■ TASK DETAILS ■
Go through the material underneath and show every line where the string "Risk" occurs.
________________
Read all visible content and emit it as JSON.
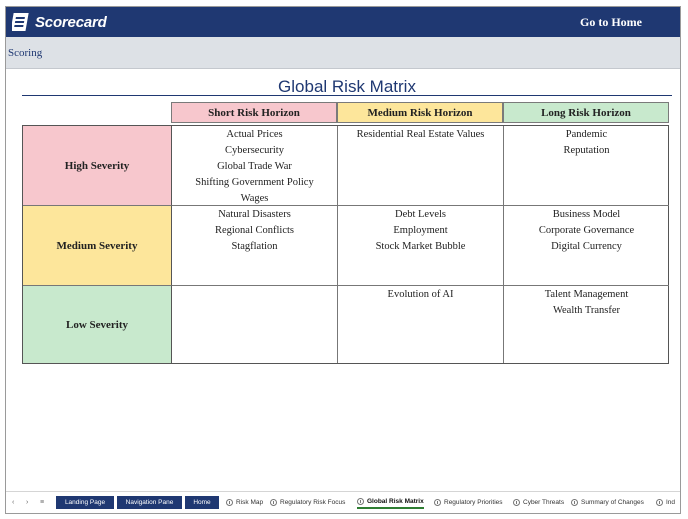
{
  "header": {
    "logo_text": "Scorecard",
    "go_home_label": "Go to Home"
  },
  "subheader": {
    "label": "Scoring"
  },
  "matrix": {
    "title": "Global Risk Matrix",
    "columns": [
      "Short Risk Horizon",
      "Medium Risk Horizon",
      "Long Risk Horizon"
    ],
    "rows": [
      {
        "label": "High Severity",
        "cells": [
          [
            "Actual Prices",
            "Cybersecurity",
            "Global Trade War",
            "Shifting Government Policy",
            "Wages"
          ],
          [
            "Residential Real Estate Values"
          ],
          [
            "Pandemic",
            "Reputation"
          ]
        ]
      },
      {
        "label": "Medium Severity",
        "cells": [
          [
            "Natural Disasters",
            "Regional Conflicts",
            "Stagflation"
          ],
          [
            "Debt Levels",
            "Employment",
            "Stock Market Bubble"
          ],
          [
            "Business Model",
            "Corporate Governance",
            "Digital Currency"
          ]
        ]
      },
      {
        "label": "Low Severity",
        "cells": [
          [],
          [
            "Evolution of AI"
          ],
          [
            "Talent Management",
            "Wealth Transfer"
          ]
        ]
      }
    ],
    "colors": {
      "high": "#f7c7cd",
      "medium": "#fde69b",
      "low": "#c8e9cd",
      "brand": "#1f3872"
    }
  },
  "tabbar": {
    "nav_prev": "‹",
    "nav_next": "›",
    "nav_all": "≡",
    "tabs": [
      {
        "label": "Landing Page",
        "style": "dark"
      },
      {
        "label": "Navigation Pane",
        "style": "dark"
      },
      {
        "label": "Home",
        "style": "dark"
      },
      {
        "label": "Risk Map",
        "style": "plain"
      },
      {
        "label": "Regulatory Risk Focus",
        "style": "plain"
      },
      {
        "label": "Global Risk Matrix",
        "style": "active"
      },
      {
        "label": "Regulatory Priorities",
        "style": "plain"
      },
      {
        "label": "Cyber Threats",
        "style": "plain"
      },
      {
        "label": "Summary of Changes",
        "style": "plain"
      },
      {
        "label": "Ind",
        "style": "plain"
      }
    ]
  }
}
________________
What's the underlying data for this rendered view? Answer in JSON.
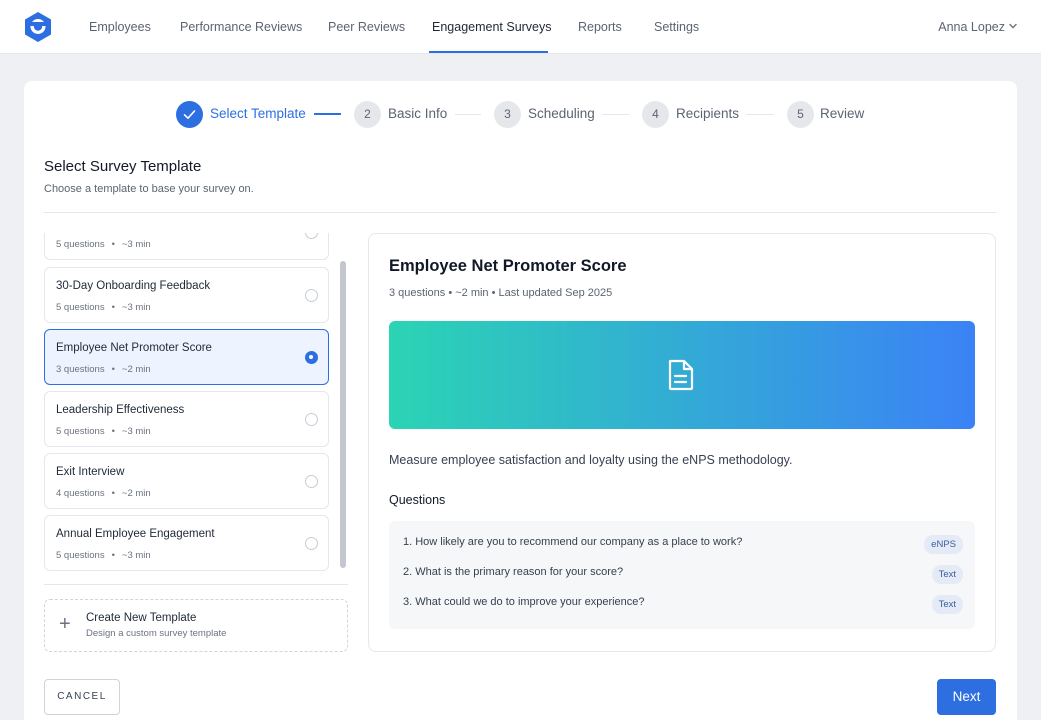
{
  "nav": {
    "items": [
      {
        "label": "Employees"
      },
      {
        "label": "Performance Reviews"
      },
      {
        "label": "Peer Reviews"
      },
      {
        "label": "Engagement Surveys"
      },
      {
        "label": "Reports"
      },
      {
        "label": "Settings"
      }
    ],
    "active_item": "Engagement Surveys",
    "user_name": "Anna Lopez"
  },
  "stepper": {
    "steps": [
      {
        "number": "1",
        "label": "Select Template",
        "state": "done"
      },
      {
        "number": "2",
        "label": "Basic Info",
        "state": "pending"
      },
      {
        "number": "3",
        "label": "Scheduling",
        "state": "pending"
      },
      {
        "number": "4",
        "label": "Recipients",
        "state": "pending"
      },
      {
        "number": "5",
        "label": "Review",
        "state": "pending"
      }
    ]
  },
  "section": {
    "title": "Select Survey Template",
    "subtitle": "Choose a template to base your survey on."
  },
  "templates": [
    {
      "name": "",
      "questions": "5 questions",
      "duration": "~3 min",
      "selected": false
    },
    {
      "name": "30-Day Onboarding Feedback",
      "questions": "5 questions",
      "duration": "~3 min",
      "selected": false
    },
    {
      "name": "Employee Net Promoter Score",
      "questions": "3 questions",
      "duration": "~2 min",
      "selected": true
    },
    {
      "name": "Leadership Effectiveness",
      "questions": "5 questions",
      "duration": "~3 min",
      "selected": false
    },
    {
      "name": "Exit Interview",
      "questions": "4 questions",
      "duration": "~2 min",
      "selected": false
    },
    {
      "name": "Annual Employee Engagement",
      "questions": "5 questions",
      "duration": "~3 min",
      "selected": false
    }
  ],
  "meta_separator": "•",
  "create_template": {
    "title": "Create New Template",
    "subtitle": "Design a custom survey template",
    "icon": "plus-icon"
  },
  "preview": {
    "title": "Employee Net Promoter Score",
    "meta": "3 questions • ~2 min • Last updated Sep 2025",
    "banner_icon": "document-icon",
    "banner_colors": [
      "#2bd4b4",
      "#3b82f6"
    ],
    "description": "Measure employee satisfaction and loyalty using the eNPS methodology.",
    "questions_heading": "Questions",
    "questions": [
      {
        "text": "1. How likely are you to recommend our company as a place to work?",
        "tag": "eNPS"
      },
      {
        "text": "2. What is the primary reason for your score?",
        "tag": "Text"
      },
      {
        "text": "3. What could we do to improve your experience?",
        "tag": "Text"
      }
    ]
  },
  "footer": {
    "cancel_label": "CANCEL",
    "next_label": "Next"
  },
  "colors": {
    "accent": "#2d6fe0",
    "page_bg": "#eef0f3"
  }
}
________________
■ TASK SOLUTION ■
    "title": "Global Risk Matrix",
      "Short Risk Horizon",
      "Medium Risk Horizon",
      "Long Risk Horizon"
        "label": "Risk Map",
        "label": "Regulatory Risk Focus",
        "label": "Global Risk Matrix",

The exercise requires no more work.